Records provided below:

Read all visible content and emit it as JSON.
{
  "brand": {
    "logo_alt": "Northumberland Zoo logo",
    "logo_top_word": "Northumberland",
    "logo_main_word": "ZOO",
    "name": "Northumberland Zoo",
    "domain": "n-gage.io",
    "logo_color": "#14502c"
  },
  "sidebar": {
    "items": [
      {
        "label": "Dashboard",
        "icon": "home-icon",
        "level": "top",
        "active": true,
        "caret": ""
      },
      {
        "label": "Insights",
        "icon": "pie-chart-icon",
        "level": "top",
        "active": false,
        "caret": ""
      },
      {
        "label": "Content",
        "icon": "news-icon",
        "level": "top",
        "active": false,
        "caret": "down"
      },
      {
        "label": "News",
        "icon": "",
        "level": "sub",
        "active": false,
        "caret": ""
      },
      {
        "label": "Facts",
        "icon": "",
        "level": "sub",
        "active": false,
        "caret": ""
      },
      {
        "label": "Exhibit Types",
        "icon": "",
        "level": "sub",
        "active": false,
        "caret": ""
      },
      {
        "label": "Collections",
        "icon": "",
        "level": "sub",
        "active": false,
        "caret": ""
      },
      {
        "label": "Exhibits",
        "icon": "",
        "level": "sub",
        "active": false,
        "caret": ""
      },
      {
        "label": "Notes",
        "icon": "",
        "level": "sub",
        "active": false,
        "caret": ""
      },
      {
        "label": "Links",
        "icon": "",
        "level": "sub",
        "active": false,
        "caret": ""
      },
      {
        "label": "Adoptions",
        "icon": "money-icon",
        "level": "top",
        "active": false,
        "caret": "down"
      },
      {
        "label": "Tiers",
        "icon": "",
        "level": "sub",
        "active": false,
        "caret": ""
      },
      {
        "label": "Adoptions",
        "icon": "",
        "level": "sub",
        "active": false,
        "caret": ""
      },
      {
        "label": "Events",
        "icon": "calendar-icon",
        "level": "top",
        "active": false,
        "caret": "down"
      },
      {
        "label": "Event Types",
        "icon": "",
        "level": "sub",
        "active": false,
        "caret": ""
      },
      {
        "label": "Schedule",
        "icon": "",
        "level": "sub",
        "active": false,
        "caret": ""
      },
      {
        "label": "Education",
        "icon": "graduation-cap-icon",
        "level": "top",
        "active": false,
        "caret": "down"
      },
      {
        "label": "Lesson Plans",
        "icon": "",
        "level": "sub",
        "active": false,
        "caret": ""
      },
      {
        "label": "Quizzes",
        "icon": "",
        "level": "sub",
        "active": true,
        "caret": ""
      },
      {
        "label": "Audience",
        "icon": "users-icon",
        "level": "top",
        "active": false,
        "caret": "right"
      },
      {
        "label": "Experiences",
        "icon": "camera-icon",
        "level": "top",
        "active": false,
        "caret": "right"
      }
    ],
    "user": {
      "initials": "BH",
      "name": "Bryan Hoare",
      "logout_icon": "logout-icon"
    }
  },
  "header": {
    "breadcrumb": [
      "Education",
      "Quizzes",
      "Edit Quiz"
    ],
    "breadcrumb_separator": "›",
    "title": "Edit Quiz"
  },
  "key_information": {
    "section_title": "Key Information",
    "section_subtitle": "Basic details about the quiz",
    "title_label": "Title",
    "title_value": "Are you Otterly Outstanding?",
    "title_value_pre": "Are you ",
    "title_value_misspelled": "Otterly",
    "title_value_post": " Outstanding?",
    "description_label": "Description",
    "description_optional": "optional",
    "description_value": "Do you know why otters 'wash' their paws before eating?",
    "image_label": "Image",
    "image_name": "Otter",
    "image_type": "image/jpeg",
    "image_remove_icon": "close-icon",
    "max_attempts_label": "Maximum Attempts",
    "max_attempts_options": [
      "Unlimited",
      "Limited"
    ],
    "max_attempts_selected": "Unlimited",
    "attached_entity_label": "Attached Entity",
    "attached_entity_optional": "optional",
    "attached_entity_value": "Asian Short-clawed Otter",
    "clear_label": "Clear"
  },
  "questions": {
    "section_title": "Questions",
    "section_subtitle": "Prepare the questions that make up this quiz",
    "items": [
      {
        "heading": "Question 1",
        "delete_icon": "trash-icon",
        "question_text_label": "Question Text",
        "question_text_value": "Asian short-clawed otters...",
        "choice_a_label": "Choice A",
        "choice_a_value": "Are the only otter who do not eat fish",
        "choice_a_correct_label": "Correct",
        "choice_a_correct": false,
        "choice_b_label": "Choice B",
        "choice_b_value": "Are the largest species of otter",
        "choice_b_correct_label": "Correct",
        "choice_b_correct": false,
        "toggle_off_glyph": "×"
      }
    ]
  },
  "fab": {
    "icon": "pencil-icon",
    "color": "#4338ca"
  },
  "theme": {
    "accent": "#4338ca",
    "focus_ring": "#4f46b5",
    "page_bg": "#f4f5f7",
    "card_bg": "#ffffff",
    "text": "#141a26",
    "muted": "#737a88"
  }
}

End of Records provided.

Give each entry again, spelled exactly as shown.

-- Response area --
Read all visible content and emit it as JSON.
{
  "brand": {
    "logo_alt": "Northumberland Zoo logo",
    "logo_top_word": "Northumberland",
    "logo_main_word": "ZOO",
    "name": "Northumberland Zoo",
    "domain": "n-gage.io",
    "logo_color": "#14502c"
  },
  "sidebar": {
    "items": [
      {
        "label": "Dashboard",
        "icon": "home-icon",
        "level": "top",
        "active": true,
        "caret": ""
      },
      {
        "label": "Insights",
        "icon": "pie-chart-icon",
        "level": "top",
        "active": false,
        "caret": ""
      },
      {
        "label": "Content",
        "icon": "news-icon",
        "level": "top",
        "active": false,
        "caret": "down"
      },
      {
        "label": "News",
        "icon": "",
        "level": "sub",
        "active": false,
        "caret": ""
      },
      {
        "label": "Facts",
        "icon": "",
        "level": "sub",
        "active": false,
        "caret": ""
      },
      {
        "label": "Exhibit Types",
        "icon": "",
        "level": "sub",
        "active": false,
        "caret": ""
      },
      {
        "label": "Collections",
        "icon": "",
        "level": "sub",
        "active": false,
        "caret": ""
      },
      {
        "label": "Exhibits",
        "icon": "",
        "level": "sub",
        "active": false,
        "caret": ""
      },
      {
        "label": "Notes",
        "icon": "",
        "level": "sub",
        "active": false,
        "caret": ""
      },
      {
        "label": "Links",
        "icon": "",
        "level": "sub",
        "active": false,
        "caret": ""
      },
      {
        "label": "Adoptions",
        "icon": "money-icon",
        "level": "top",
        "active": false,
        "caret": "down"
      },
      {
        "label": "Tiers",
        "icon": "",
        "level": "sub",
        "active": false,
        "caret": ""
      },
      {
        "label": "Adoptions",
        "icon": "",
        "level": "sub",
        "active": false,
        "caret": ""
      },
      {
        "label": "Events",
        "icon": "calendar-icon",
        "level": "top",
        "active": false,
        "caret": "down"
      },
      {
        "label": "Event Types",
        "icon": "",
        "level": "sub",
        "active": false,
        "caret": ""
      },
      {
        "label": "Schedule",
        "icon": "",
        "level": "sub",
        "active": false,
        "caret": ""
      },
      {
        "label": "Education",
        "icon": "graduation-cap-icon",
        "level": "top",
        "active": false,
        "caret": "down"
      },
      {
        "label": "Lesson Plans",
        "icon": "",
        "level": "sub",
        "active": false,
        "caret": ""
      },
      {
        "label": "Quizzes",
        "icon": "",
        "level": "sub",
        "active": true,
        "caret": ""
      },
      {
        "label": "Audience",
        "icon": "users-icon",
        "level": "top",
        "active": false,
        "caret": "right"
      },
      {
        "label": "Experiences",
        "icon": "camera-icon",
        "level": "top",
        "active": false,
        "caret": "right"
      }
    ],
    "user": {
      "initials": "BH",
      "name": "Bryan Hoare",
      "logout_icon": "logout-icon"
    }
  },
  "header": {
    "breadcrumb": [
      "Education",
      "Quizzes",
      "Edit Quiz"
    ],
    "breadcrumb_separator": "›",
    "title": "Edit Quiz"
  },
  "key_information": {
    "section_title": "Key Information",
    "section_subtitle": "Basic details about the quiz",
    "title_label": "Title",
    "title_value": "Are you Otterly Outstanding?",
    "title_value_pre": "Are you ",
    "title_value_misspelled": "Otterly",
    "title_value_post": " Outstanding?",
    "description_label": "Description",
    "description_optional": "optional",
    "description_value": "Do you know why otters 'wash' their paws before eating?",
    "image_label": "Image",
    "image_name": "Otter",
    "image_type": "image/jpeg",
    "image_remove_icon": "close-icon",
    "max_attempts_label": "Maximum Attempts",
    "max_attempts_options": [
      "Unlimited",
      "Limited"
    ],
    "max_attempts_selected": "Unlimited",
    "attached_entity_label": "Attached Entity",
    "attached_entity_optional": "optional",
    "attached_entity_value": "Asian Short-clawed Otter",
    "clear_label": "Clear"
  },
  "questions": {
    "section_title": "Questions",
    "section_subtitle": "Prepare the questions that make up this quiz",
    "items": [
      {
        "heading": "Question 1",
        "delete_icon": "trash-icon",
        "question_text_label": "Question Text",
        "question_text_value": "Asian short-clawed otters...",
        "choice_a_label": "Choice A",
        "choice_a_value": "Are the only otter who do not eat fish",
        "choice_a_correct_label": "Correct",
        "choice_a_correct": false,
        "choice_b_label": "Choice B",
        "choice_b_value": "Are the largest species of otter",
        "choice_b_correct_label": "Correct",
        "choice_b_correct": false,
        "toggle_off_glyph": "×"
      }
    ]
  },
  "fab": {
    "icon": "pencil-icon",
    "color": "#4338ca"
  },
  "theme": {
    "accent": "#4338ca",
    "focus_ring": "#4f46b5",
    "page_bg": "#f4f5f7",
    "card_bg": "#ffffff",
    "text": "#141a26",
    "muted": "#737a88"
  }
}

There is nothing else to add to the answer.